*** Task inputs ***

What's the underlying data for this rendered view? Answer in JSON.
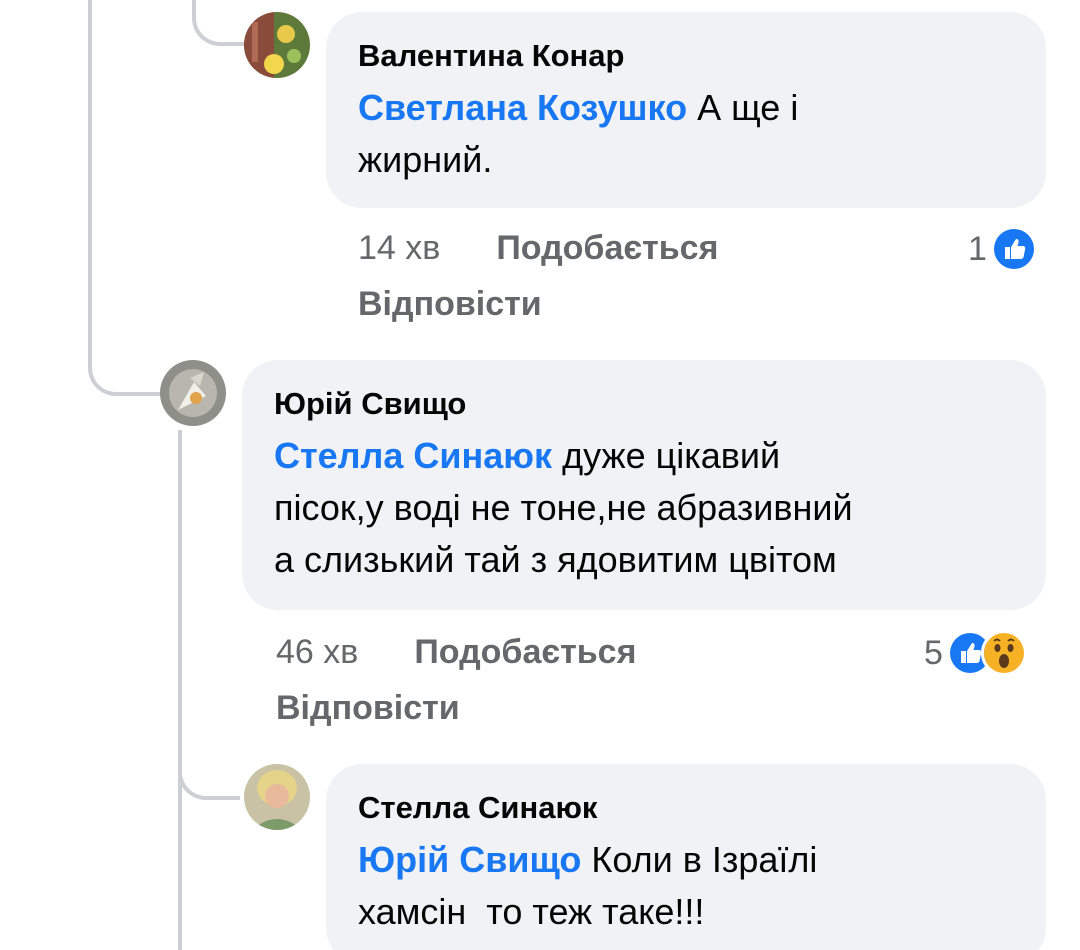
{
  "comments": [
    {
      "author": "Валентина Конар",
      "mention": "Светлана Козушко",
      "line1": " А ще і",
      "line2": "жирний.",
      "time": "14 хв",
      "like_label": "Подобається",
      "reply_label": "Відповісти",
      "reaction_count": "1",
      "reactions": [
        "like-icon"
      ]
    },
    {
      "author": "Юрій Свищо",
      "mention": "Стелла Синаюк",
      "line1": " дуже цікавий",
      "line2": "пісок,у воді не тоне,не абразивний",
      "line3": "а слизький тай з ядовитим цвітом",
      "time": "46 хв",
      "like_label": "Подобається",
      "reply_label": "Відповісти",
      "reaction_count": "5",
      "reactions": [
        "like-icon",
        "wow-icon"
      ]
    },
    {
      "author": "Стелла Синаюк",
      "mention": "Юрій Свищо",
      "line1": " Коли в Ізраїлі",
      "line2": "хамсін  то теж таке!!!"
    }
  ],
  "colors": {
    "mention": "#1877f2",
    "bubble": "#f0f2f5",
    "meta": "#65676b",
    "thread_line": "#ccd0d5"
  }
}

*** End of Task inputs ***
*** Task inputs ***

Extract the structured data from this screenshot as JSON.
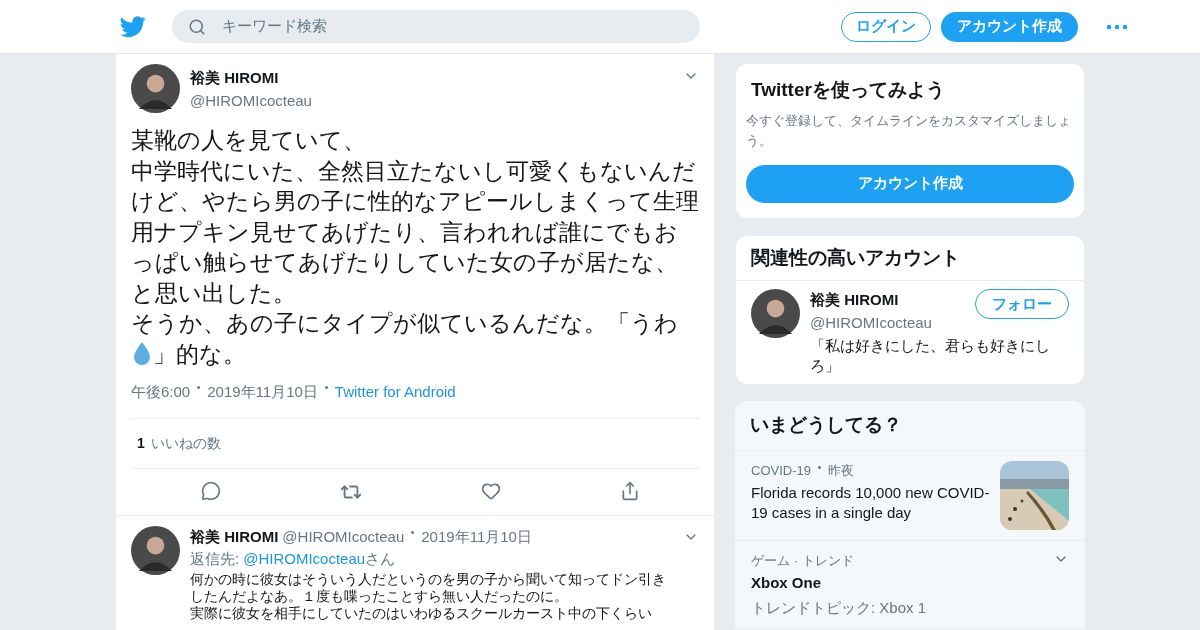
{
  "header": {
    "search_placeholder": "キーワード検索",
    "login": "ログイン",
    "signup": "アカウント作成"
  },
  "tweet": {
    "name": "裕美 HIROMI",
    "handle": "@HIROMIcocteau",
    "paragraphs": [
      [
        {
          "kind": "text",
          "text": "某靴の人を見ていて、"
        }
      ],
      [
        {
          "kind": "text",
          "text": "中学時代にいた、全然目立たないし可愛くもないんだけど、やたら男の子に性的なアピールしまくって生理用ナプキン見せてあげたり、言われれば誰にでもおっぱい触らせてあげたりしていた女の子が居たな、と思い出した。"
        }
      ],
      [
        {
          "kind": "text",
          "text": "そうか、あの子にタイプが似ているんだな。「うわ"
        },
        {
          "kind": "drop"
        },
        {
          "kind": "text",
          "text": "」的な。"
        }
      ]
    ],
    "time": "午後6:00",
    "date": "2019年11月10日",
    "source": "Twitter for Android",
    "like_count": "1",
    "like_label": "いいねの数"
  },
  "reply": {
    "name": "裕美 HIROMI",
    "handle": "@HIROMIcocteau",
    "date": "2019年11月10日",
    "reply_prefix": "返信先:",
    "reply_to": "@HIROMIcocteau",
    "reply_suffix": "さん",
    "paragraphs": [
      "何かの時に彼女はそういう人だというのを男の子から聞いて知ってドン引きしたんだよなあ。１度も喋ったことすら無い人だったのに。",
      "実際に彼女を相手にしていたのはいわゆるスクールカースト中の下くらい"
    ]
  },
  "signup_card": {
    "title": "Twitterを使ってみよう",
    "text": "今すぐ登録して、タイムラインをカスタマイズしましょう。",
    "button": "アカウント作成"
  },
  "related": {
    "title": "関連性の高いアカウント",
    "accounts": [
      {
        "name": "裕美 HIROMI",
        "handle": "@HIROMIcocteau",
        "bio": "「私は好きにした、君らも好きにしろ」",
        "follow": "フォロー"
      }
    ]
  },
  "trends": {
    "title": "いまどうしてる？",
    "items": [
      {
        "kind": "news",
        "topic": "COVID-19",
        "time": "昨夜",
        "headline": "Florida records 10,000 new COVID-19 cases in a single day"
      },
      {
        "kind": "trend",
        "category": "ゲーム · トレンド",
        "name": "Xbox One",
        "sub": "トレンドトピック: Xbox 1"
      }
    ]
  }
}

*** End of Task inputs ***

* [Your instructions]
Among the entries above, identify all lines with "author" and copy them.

* [Written solution]
      "author": "Валентина Конар",
      "author": "Юрій Свищо",
      "author": "Стелла Синаюк",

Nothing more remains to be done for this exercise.